State the number of lines in these records holding "label". Say nothing more.

_____

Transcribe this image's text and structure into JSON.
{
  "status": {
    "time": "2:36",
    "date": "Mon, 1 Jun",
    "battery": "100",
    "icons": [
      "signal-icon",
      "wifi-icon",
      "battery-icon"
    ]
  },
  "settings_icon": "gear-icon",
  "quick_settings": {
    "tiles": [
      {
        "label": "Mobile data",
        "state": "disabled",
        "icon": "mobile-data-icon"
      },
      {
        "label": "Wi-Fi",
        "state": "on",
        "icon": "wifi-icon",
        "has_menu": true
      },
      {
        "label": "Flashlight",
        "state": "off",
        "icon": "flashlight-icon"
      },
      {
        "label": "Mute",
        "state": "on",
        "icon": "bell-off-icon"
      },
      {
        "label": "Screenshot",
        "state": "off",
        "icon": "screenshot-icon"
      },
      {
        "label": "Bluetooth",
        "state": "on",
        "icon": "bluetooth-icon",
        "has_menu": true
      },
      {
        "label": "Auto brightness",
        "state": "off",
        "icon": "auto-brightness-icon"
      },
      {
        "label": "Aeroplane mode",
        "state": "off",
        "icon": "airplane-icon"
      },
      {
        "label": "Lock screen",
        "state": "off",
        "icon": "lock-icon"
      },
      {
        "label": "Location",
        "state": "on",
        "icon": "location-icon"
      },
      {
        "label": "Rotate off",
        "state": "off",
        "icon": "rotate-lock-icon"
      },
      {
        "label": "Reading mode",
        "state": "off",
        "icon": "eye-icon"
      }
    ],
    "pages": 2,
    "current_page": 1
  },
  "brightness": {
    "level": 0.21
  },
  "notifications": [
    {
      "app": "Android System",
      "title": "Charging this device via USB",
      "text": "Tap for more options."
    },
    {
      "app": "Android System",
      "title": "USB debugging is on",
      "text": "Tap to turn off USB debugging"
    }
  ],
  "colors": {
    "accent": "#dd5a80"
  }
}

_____

> _Expected output_
12